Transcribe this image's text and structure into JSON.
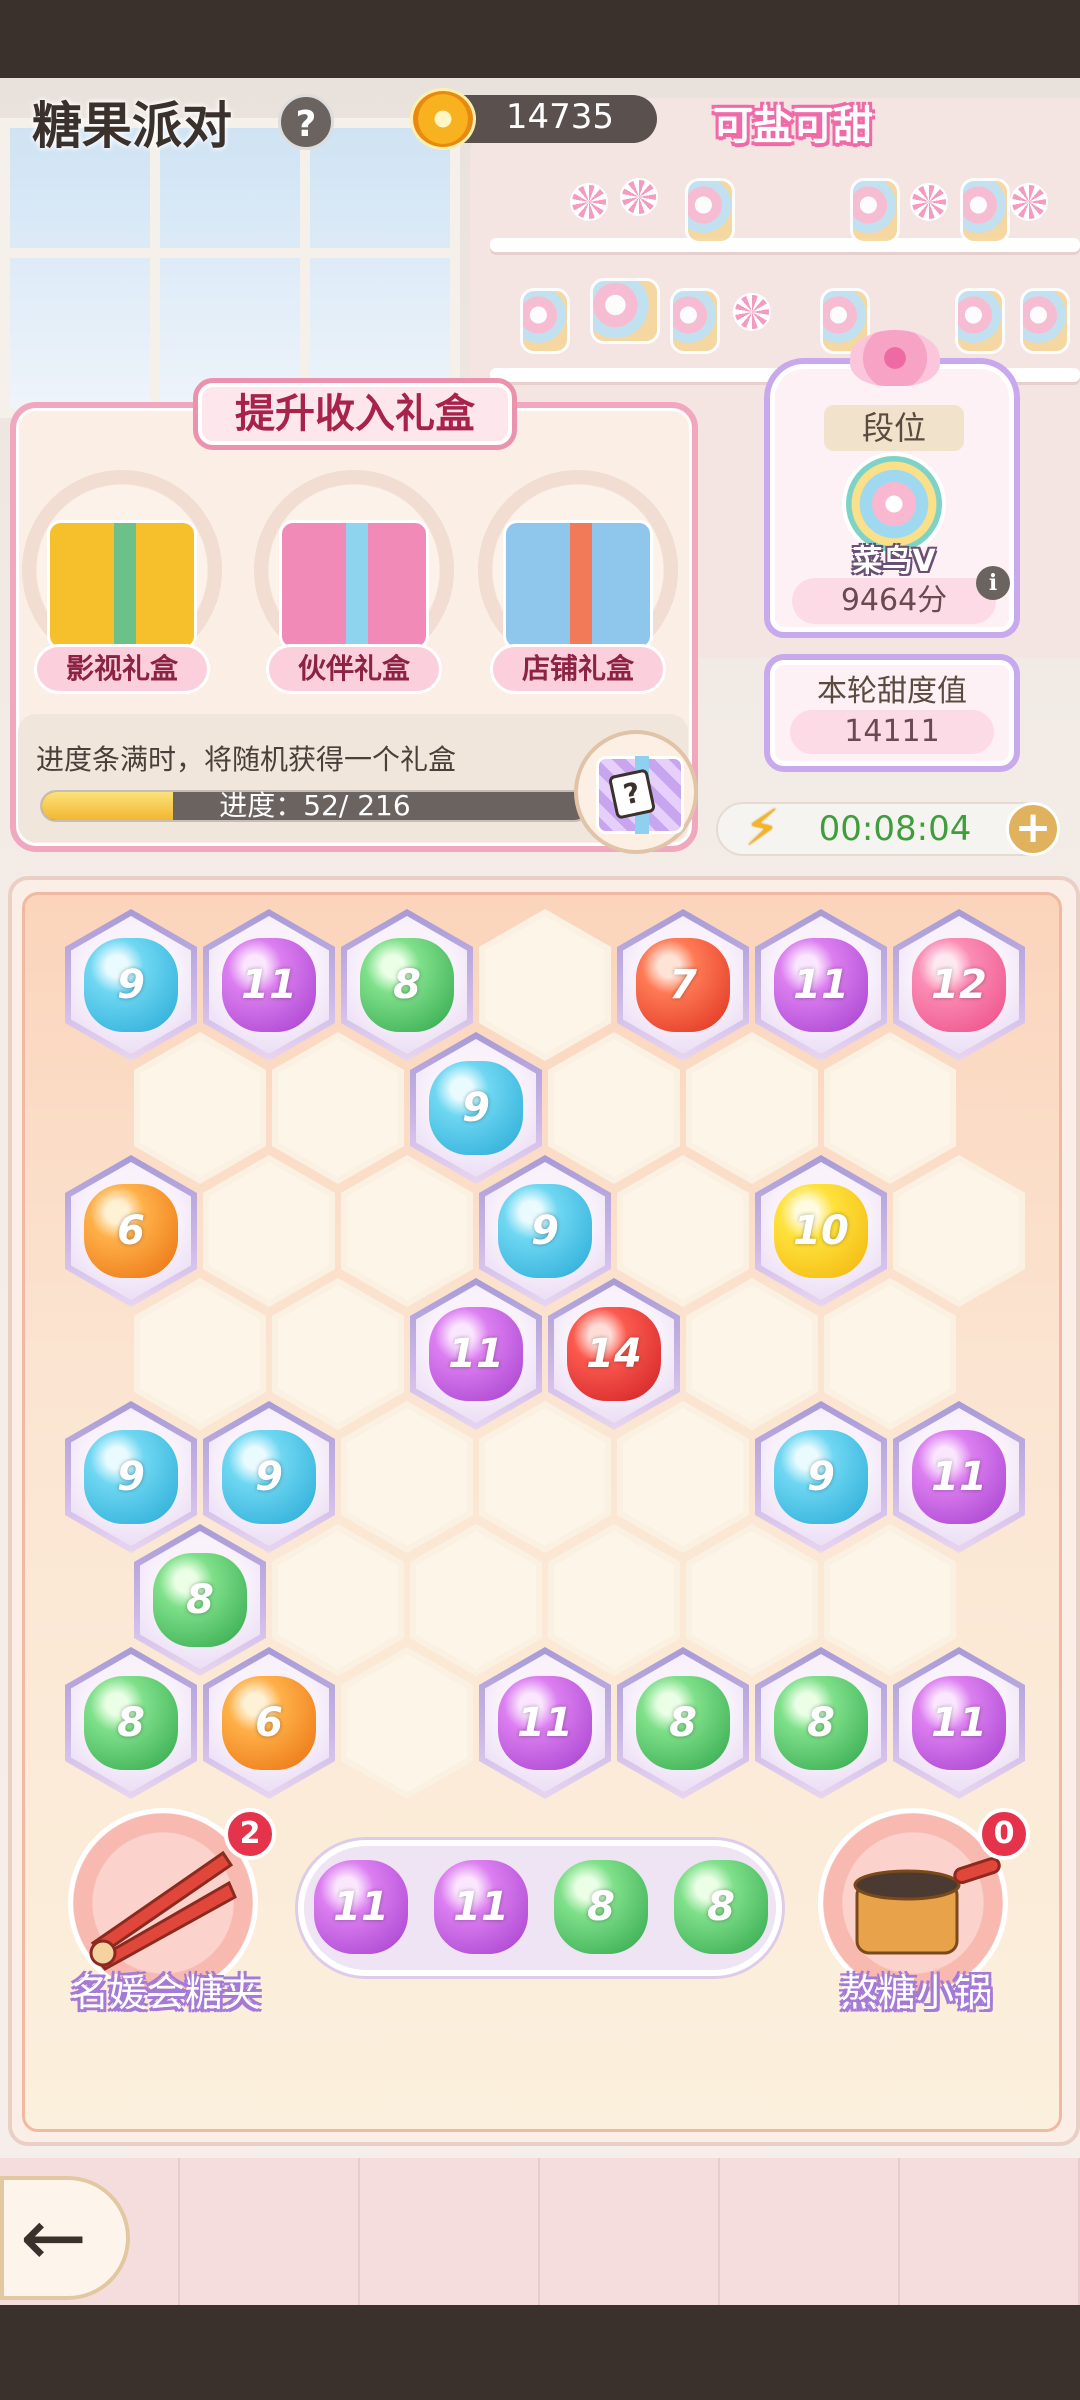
{
  "header": {
    "title": "糖果派对",
    "help_symbol": "?",
    "coins": "14735",
    "logo_text": "可盐可甜"
  },
  "gift_panel": {
    "title": "提升收入礼盒",
    "boxes": [
      {
        "label": "影视礼盒",
        "color": "#f6c02c"
      },
      {
        "label": "伙伴礼盒",
        "color": "#f28ab8"
      },
      {
        "label": "店铺礼盒",
        "color": "#8fc7ec"
      }
    ],
    "note": "进度条满时，将随机获得一个礼盒",
    "progress_text": "进度：52/ 216",
    "progress_current": 52,
    "progress_total": 216,
    "mystery_symbol": "?"
  },
  "rank": {
    "title": "段位",
    "name": "菜鸟V",
    "score": "9464分",
    "info_symbol": "i"
  },
  "sweetness": {
    "label": "本轮甜度值",
    "value": "14111"
  },
  "energy": {
    "timer": "00:08:04",
    "plus_symbol": "+"
  },
  "board": {
    "rows": [
      [
        {
          "v": "9",
          "c": "cyan"
        },
        {
          "v": "11",
          "c": "purple"
        },
        {
          "v": "8",
          "c": "green"
        },
        null,
        {
          "v": "7",
          "c": "red"
        },
        {
          "v": "11",
          "c": "purple"
        },
        {
          "v": "12",
          "c": "pink"
        }
      ],
      [
        null,
        null,
        {
          "v": "9",
          "c": "cyan"
        },
        null,
        null,
        null
      ],
      [
        {
          "v": "6",
          "c": "orange"
        },
        null,
        null,
        {
          "v": "9",
          "c": "cyan"
        },
        null,
        {
          "v": "10",
          "c": "yellow"
        },
        null
      ],
      [
        null,
        null,
        {
          "v": "11",
          "c": "purple"
        },
        {
          "v": "14",
          "c": "crimson"
        },
        null,
        null
      ],
      [
        {
          "v": "9",
          "c": "cyan"
        },
        {
          "v": "9",
          "c": "cyan"
        },
        null,
        null,
        null,
        {
          "v": "9",
          "c": "cyan"
        },
        {
          "v": "11",
          "c": "purple"
        }
      ],
      [
        {
          "v": "8",
          "c": "green"
        },
        null,
        null,
        null,
        null,
        null
      ],
      [
        {
          "v": "8",
          "c": "green"
        },
        {
          "v": "6",
          "c": "orange"
        },
        null,
        {
          "v": "11",
          "c": "purple"
        },
        {
          "v": "8",
          "c": "green"
        },
        {
          "v": "8",
          "c": "green"
        },
        {
          "v": "11",
          "c": "purple"
        }
      ]
    ]
  },
  "tools": {
    "tongs": {
      "label": "名媛会糖夹",
      "count": "2"
    },
    "pot": {
      "label": "熬糖小锅",
      "count": "0"
    }
  },
  "tray": [
    {
      "v": "11",
      "c": "purple"
    },
    {
      "v": "11",
      "c": "purple"
    },
    {
      "v": "8",
      "c": "green"
    },
    {
      "v": "8",
      "c": "green"
    }
  ],
  "nav": {
    "back_symbol": "←"
  }
}
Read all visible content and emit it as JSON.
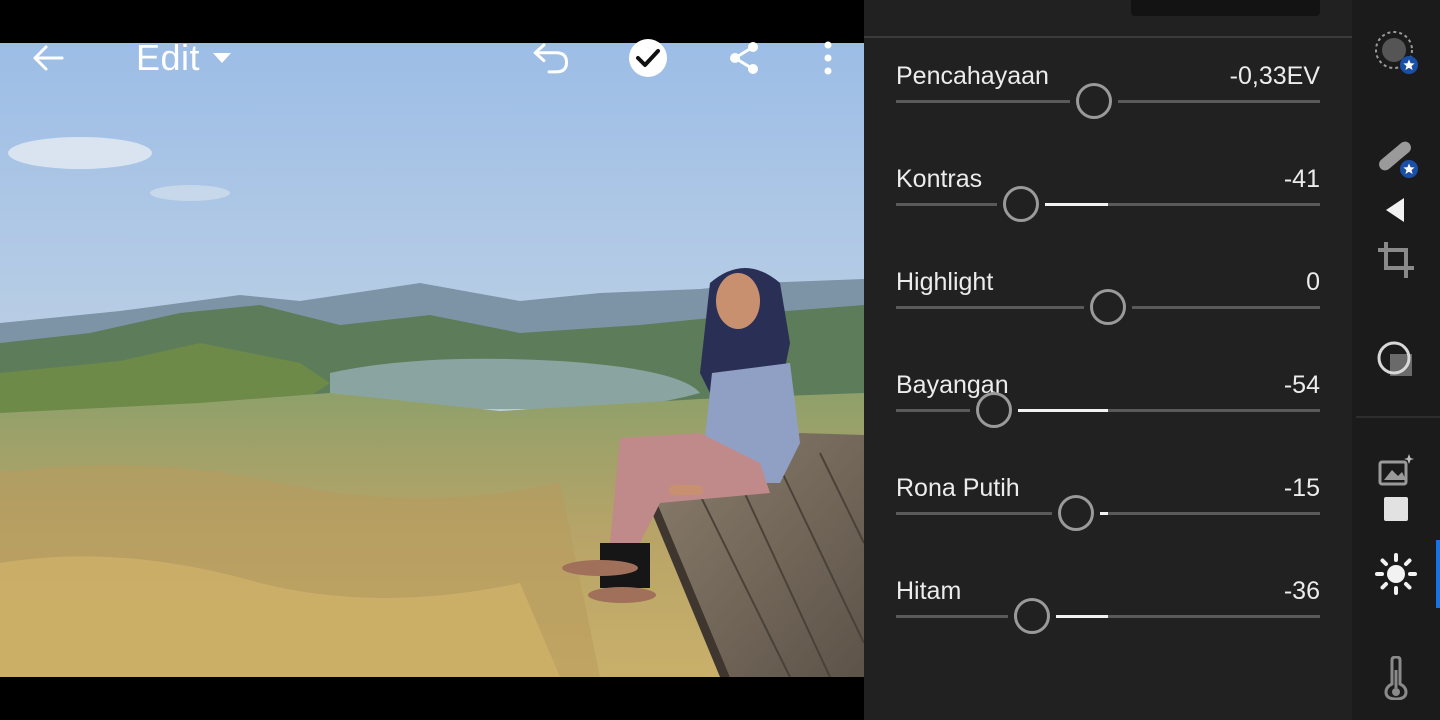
{
  "toolbar": {
    "back_icon": "back-arrow-icon",
    "mode_label": "Edit",
    "mode_dropdown_icon": "caret-down-icon",
    "undo_icon": "undo-icon",
    "done_icon": "checkmark-circle-icon",
    "share_icon": "share-icon",
    "more_icon": "more-vertical-icon"
  },
  "panel": {
    "adjustments": [
      {
        "label": "Pencahayaan",
        "value": "-0,33EV",
        "position": 0.466
      },
      {
        "label": "Kontras",
        "value": "-41",
        "position": 0.295
      },
      {
        "label": "Highlight",
        "value": "0",
        "position": 0.5
      },
      {
        "label": "Bayangan",
        "value": "-54",
        "position": 0.23
      },
      {
        "label": "Rona Putih",
        "value": "-15",
        "position": 0.424
      },
      {
        "label": "Hitam",
        "value": "-36",
        "position": 0.32
      }
    ]
  },
  "rail": {
    "tools": [
      {
        "name": "presets-icon",
        "premium": true
      },
      {
        "name": "healing-brush-icon",
        "premium": true
      },
      {
        "name": "collapse-left-icon"
      },
      {
        "name": "crop-icon"
      },
      {
        "name": "masking-icon"
      },
      {
        "name": "auto-enhance-icon"
      },
      {
        "name": "square-icon"
      },
      {
        "name": "light-icon",
        "active": true
      },
      {
        "name": "color-temperature-icon"
      }
    ],
    "accent_color": "#1473e6"
  }
}
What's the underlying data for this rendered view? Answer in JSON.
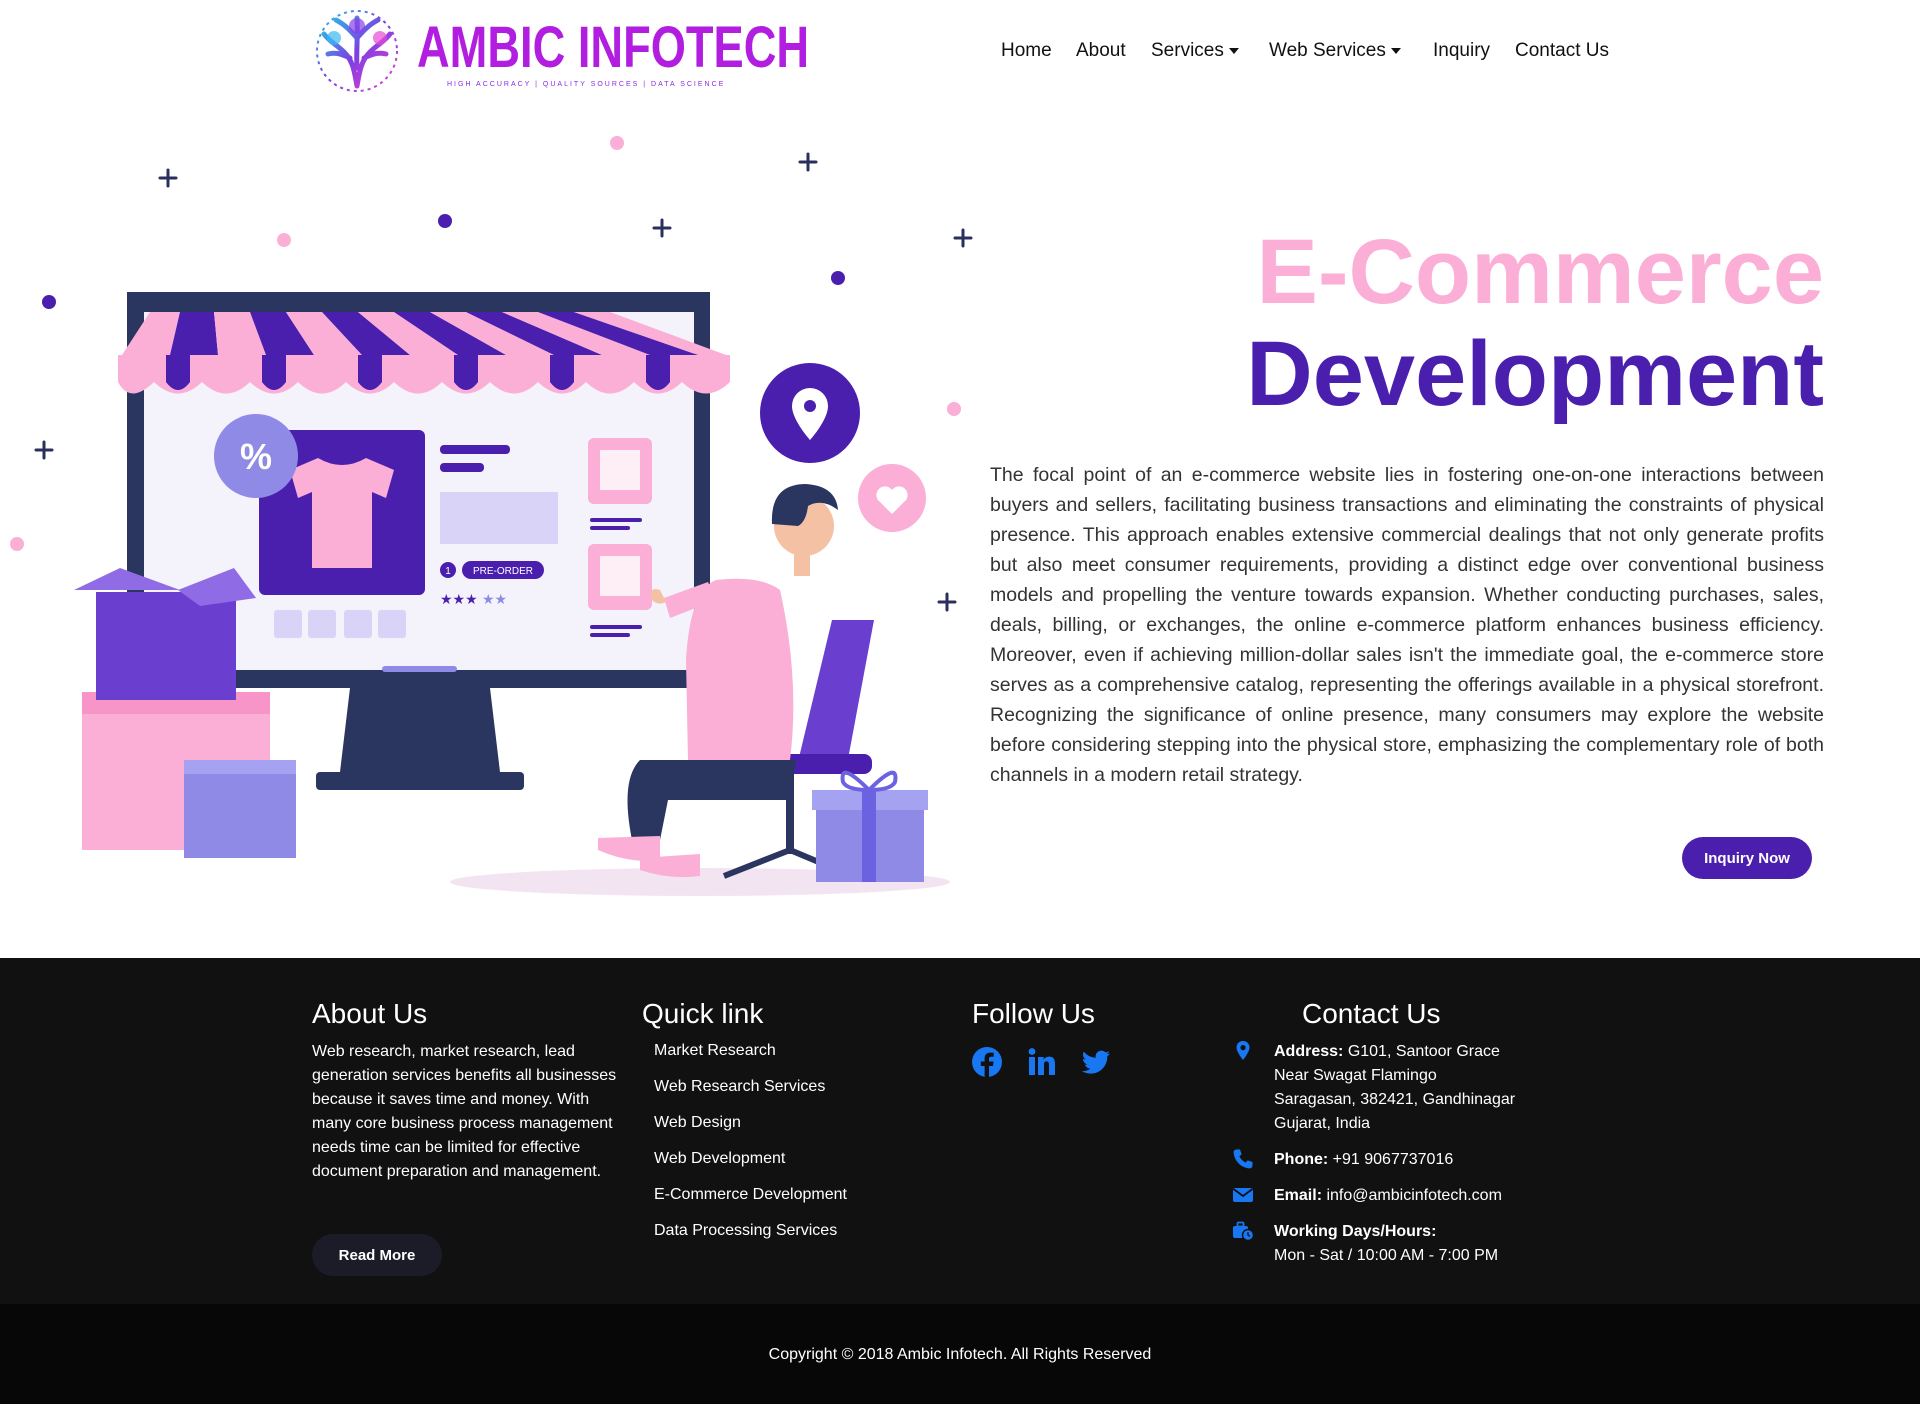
{
  "brand": {
    "name": "AMBIC INFOTECH",
    "tagline": "HIGH ACCURACY | QUALITY SOURCES | DATA SCIENCE"
  },
  "nav": {
    "home": "Home",
    "about": "About",
    "services": "Services",
    "web_services": "Web Services",
    "inquiry": "Inquiry",
    "contact": "Contact Us"
  },
  "hero": {
    "title_line1": "E-Commerce",
    "title_line2": "Development",
    "description": "The focal point of an e-commerce website lies in fostering one-on-one interactions between buyers and sellers, facilitating business transactions and eliminating the constraints of physical presence. This approach enables extensive commercial dealings that not only generate profits but also meet consumer requirements, providing a distinct edge over conventional business models and propelling the venture towards expansion. Whether conducting purchases, sales, deals, billing, or exchanges, the online e-commerce platform enhances business efficiency. Moreover, even if achieving million-dollar sales isn't the immediate goal, the e-commerce store serves as a comprehensive catalog, representing the offerings available in a physical storefront. Recognizing the significance of online presence, many consumers may explore the website before considering stepping into the physical store, emphasizing the complementary role of both channels in a modern retail strategy.",
    "cta_label": "Inquiry Now",
    "illustration": {
      "discount_badge": "%",
      "preorder_label": "PRE-ORDER",
      "preorder_count": "1"
    }
  },
  "footer": {
    "about": {
      "heading": "About Us",
      "text": "Web research, market research, lead generation services benefits all businesses because it saves time and money. With many core business process management needs time can be limited for effective document preparation and management.",
      "button": "Read More"
    },
    "quick_links": {
      "heading": "Quick link",
      "items": [
        "Market Research",
        "Web Research Services",
        "Web Design",
        "Web Development",
        "E-Commerce Development",
        "Data Processing Services"
      ]
    },
    "follow": {
      "heading": "Follow Us",
      "icons": [
        "facebook-icon",
        "linkedin-icon",
        "twitter-icon"
      ]
    },
    "contact": {
      "heading": "Contact Us",
      "address_label": "Address:",
      "address_lines": [
        "G101, Santoor Grace",
        "Near Swagat Flamingo",
        "Saragasan, 382421, Gandhinagar",
        "Gujarat, India"
      ],
      "phone_label": "Phone:",
      "phone": "+91 9067737016",
      "email_label": "Email:",
      "email": "info@ambicinfotech.com",
      "hours_label": "Working Days/Hours:",
      "hours": "Mon - Sat / 10:00 AM - 7:00 PM"
    },
    "copyright": "Copyright © 2018 Ambic Infotech. All Rights Reserved"
  },
  "colors": {
    "primary_purple": "#4b1fae",
    "accent_pink": "#fbaed6",
    "brand_magenta": "#b21ee0",
    "footer_bg": "#111112",
    "icon_blue": "#1877f2"
  }
}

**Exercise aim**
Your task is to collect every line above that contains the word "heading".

**Written solution**
      "heading": "About Us",
      "heading": "Quick link",
      "heading": "Follow Us",
      "heading": "Contact Us",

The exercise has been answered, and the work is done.